Exercise material:
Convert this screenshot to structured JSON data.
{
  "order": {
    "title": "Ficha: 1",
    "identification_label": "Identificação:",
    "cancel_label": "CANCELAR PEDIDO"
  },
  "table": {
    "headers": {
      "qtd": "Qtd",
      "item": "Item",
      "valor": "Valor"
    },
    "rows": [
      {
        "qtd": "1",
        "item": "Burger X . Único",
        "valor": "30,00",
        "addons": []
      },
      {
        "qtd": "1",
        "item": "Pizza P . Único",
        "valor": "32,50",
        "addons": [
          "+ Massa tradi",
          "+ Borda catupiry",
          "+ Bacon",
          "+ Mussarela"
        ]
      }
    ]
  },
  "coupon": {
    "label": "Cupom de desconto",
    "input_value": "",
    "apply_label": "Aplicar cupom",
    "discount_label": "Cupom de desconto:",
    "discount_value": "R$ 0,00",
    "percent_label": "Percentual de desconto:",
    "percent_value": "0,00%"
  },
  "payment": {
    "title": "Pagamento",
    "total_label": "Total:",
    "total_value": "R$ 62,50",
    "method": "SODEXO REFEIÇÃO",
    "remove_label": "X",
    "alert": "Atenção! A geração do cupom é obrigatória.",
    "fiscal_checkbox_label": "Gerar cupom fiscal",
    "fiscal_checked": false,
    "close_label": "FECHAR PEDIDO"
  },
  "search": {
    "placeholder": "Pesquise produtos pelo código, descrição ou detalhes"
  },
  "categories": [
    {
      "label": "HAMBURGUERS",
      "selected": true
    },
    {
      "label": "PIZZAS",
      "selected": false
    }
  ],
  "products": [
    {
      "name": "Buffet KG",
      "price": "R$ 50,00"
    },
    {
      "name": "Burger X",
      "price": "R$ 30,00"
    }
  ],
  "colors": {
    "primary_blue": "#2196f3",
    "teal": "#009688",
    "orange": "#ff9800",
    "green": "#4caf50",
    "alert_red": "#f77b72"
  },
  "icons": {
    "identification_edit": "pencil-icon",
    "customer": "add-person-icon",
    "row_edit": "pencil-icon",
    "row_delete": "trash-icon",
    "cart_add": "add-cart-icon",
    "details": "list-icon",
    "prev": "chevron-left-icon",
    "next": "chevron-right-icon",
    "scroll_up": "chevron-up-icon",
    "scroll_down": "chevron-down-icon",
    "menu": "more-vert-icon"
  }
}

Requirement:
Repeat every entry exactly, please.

Output for this exercise:
Convert this screenshot to structured JSON data.
{
  "order": {
    "title": "Ficha: 1",
    "identification_label": "Identificação:",
    "cancel_label": "CANCELAR PEDIDO"
  },
  "table": {
    "headers": {
      "qtd": "Qtd",
      "item": "Item",
      "valor": "Valor"
    },
    "rows": [
      {
        "qtd": "1",
        "item": "Burger X . Único",
        "valor": "30,00",
        "addons": []
      },
      {
        "qtd": "1",
        "item": "Pizza P . Único",
        "valor": "32,50",
        "addons": [
          "+ Massa tradi",
          "+ Borda catupiry",
          "+ Bacon",
          "+ Mussarela"
        ]
      }
    ]
  },
  "coupon": {
    "label": "Cupom de desconto",
    "input_value": "",
    "apply_label": "Aplicar cupom",
    "discount_label": "Cupom de desconto:",
    "discount_value": "R$ 0,00",
    "percent_label": "Percentual de desconto:",
    "percent_value": "0,00%"
  },
  "payment": {
    "title": "Pagamento",
    "total_label": "Total:",
    "total_value": "R$ 62,50",
    "method": "SODEXO REFEIÇÃO",
    "remove_label": "X",
    "alert": "Atenção! A geração do cupom é obrigatória.",
    "fiscal_checkbox_label": "Gerar cupom fiscal",
    "fiscal_checked": false,
    "close_label": "FECHAR PEDIDO"
  },
  "search": {
    "placeholder": "Pesquise produtos pelo código, descrição ou detalhes"
  },
  "categories": [
    {
      "label": "HAMBURGUERS",
      "selected": true
    },
    {
      "label": "PIZZAS",
      "selected": false
    }
  ],
  "products": [
    {
      "name": "Buffet KG",
      "price": "R$ 50,00"
    },
    {
      "name": "Burger X",
      "price": "R$ 30,00"
    }
  ],
  "colors": {
    "primary_blue": "#2196f3",
    "teal": "#009688",
    "orange": "#ff9800",
    "green": "#4caf50",
    "alert_red": "#f77b72"
  },
  "icons": {
    "identification_edit": "pencil-icon",
    "customer": "add-person-icon",
    "row_edit": "pencil-icon",
    "row_delete": "trash-icon",
    "cart_add": "add-cart-icon",
    "details": "list-icon",
    "prev": "chevron-left-icon",
    "next": "chevron-right-icon",
    "scroll_up": "chevron-up-icon",
    "scroll_down": "chevron-down-icon",
    "menu": "more-vert-icon"
  }
}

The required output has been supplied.